# Assignment
Every line of the listing below should be written out exactly, minus its images.

# Task data

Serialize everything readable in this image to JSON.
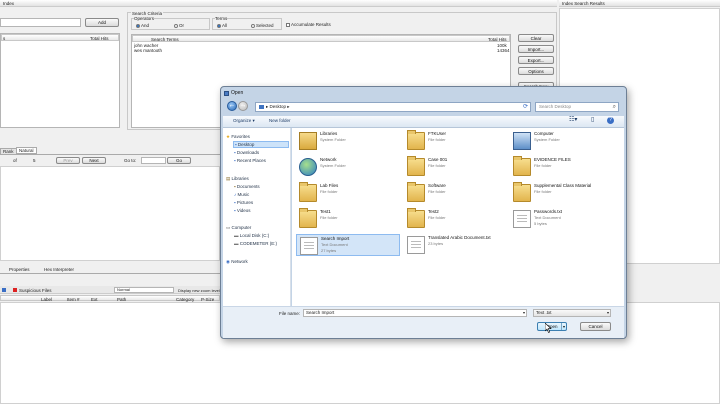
{
  "app": {
    "title": "Index",
    "right_title": "Index Search Results",
    "add_label": "Add",
    "hits_header_left": "s",
    "hits_header_right": "Total Hits",
    "search_criteria": {
      "title": "Search Criteria",
      "operators_label": "Operators",
      "and_label": "And",
      "or_label": "Or",
      "terms_label": "Terms",
      "all_label": "All",
      "selected_label": "Selected",
      "accumulate_label": "Accumulate Results"
    },
    "terms_table": {
      "col_term": "Search Terms",
      "col_hits": "Total Hits",
      "rows": [
        {
          "term": "john wacher",
          "hits": "100k"
        },
        {
          "term": "wes mantooth",
          "hits": "14364"
        }
      ]
    },
    "side_buttons": [
      "Clear",
      "Import...",
      "Export...",
      "Options"
    ],
    "side_button_partial": "Search Now",
    "tabs": [
      "Rank",
      "Natural"
    ],
    "pager": {
      "of": "of",
      "count": "5",
      "prev": "Prev",
      "next": "Next",
      "goto": "Go to:",
      "go": "Go"
    },
    "lower_tabs": [
      "Properties",
      "Hex Interpreter"
    ],
    "suspicious_files": "Suspicious Files",
    "display_mode": "Normal",
    "display_hint": "Display new zoom level",
    "file_cols": [
      "Label",
      "Item #",
      "Ext",
      "Path",
      "Category",
      "P-Size"
    ]
  },
  "dialog": {
    "title": "Open",
    "breadcrumb": "Desktop",
    "search_placeholder": "Search Desktop",
    "organize": "Organize ▾",
    "new_folder": "New folder",
    "nav": {
      "favorites": "Favorites",
      "fav_items": [
        "Desktop",
        "Downloads",
        "Recent Places"
      ],
      "libraries": "Libraries",
      "lib_items": [
        "Documents",
        "Music",
        "Pictures",
        "Videos"
      ],
      "computer": "Computer",
      "comp_items": [
        "Local Disk (C:)",
        "CODEMETER (E:)"
      ],
      "network": "Network"
    },
    "files": [
      {
        "name": "Libraries",
        "type": "System Folder",
        "size": "",
        "icon": "libraries"
      },
      {
        "name": "FTKUser",
        "type": "File folder",
        "size": "",
        "icon": "folder"
      },
      {
        "name": "Computer",
        "type": "System Folder",
        "size": "",
        "icon": "computer"
      },
      {
        "name": "Network",
        "type": "System Folder",
        "size": "",
        "icon": "network"
      },
      {
        "name": "Case 001",
        "type": "File folder",
        "size": "",
        "icon": "folder"
      },
      {
        "name": "EVIDENCE FILES",
        "type": "File folder",
        "size": "",
        "icon": "folder"
      },
      {
        "name": "Lab Files",
        "type": "File folder",
        "size": "",
        "icon": "folder"
      },
      {
        "name": "Software",
        "type": "File folder",
        "size": "",
        "icon": "folder"
      },
      {
        "name": "Supplemental Class Material",
        "type": "File folder",
        "size": "",
        "icon": "folder"
      },
      {
        "name": "Test1",
        "type": "File folder",
        "size": "",
        "icon": "folder"
      },
      {
        "name": "Test2",
        "type": "File folder",
        "size": "",
        "icon": "folder"
      },
      {
        "name": "Passwords.txt",
        "type": "Text Document",
        "size": "5 bytes",
        "icon": "doc"
      },
      {
        "name": "Search Import",
        "type": "Text Document",
        "size": "27 bytes",
        "icon": "doc",
        "selected": true
      },
      {
        "name": "Translated Arabic Document.txt",
        "type": "",
        "size": "23 bytes",
        "icon": "doc"
      }
    ],
    "file_name_label": "File name:",
    "file_name_value": "Search Import",
    "file_type": "Text .txt",
    "open_label": "Open",
    "cancel_label": "Cancel"
  }
}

# Response for this exercise
Serialize everything readable in this image to JSON.
{
  "app": {
    "title": "Index",
    "right_title": "Index Search Results",
    "add_label": "Add",
    "hits_header_left": "s",
    "hits_header_right": "Total Hits",
    "search_criteria": {
      "title": "Search Criteria",
      "operators_label": "Operators",
      "and_label": "And",
      "or_label": "Or",
      "terms_label": "Terms",
      "all_label": "All",
      "selected_label": "Selected",
      "accumulate_label": "Accumulate Results"
    },
    "terms_table": {
      "col_term": "Search Terms",
      "col_hits": "Total Hits",
      "rows": [
        {
          "term": "john wacher",
          "hits": "100k"
        },
        {
          "term": "wes mantooth",
          "hits": "14364"
        }
      ]
    },
    "side_buttons": [
      "Clear",
      "Import...",
      "Export...",
      "Options"
    ],
    "side_button_partial": "Search Now",
    "tabs": [
      "Rank",
      "Natural"
    ],
    "pager": {
      "of": "of",
      "count": "5",
      "prev": "Prev",
      "next": "Next",
      "goto": "Go to:",
      "go": "Go"
    },
    "lower_tabs": [
      "Properties",
      "Hex Interpreter"
    ],
    "suspicious_files": "Suspicious Files",
    "display_mode": "Normal",
    "display_hint": "Display new zoom level",
    "file_cols": [
      "Label",
      "Item #",
      "Ext",
      "Path",
      "Category",
      "P-Size"
    ]
  },
  "dialog": {
    "title": "Open",
    "breadcrumb": "Desktop",
    "search_placeholder": "Search Desktop",
    "organize": "Organize ▾",
    "new_folder": "New folder",
    "nav": {
      "favorites": "Favorites",
      "fav_items": [
        "Desktop",
        "Downloads",
        "Recent Places"
      ],
      "libraries": "Libraries",
      "lib_items": [
        "Documents",
        "Music",
        "Pictures",
        "Videos"
      ],
      "computer": "Computer",
      "comp_items": [
        "Local Disk (C:)",
        "CODEMETER (E:)"
      ],
      "network": "Network"
    },
    "files": [
      {
        "name": "Libraries",
        "type": "System Folder",
        "size": "",
        "icon": "libraries"
      },
      {
        "name": "FTKUser",
        "type": "File folder",
        "size": "",
        "icon": "folder"
      },
      {
        "name": "Computer",
        "type": "System Folder",
        "size": "",
        "icon": "computer"
      },
      {
        "name": "Network",
        "type": "System Folder",
        "size": "",
        "icon": "network"
      },
      {
        "name": "Case 001",
        "type": "File folder",
        "size": "",
        "icon": "folder"
      },
      {
        "name": "EVIDENCE FILES",
        "type": "File folder",
        "size": "",
        "icon": "folder"
      },
      {
        "name": "Lab Files",
        "type": "File folder",
        "size": "",
        "icon": "folder"
      },
      {
        "name": "Software",
        "type": "File folder",
        "size": "",
        "icon": "folder"
      },
      {
        "name": "Supplemental Class Material",
        "type": "File folder",
        "size": "",
        "icon": "folder"
      },
      {
        "name": "Test1",
        "type": "File folder",
        "size": "",
        "icon": "folder"
      },
      {
        "name": "Test2",
        "type": "File folder",
        "size": "",
        "icon": "folder"
      },
      {
        "name": "Passwords.txt",
        "type": "Text Document",
        "size": "5 bytes",
        "icon": "doc"
      },
      {
        "name": "Search Import",
        "type": "Text Document",
        "size": "27 bytes",
        "icon": "doc",
        "selected": true
      },
      {
        "name": "Translated Arabic Document.txt",
        "type": "",
        "size": "23 bytes",
        "icon": "doc"
      }
    ],
    "file_name_label": "File name:",
    "file_name_value": "Search Import",
    "file_type": "Text .txt",
    "open_label": "Open",
    "cancel_label": "Cancel"
  }
}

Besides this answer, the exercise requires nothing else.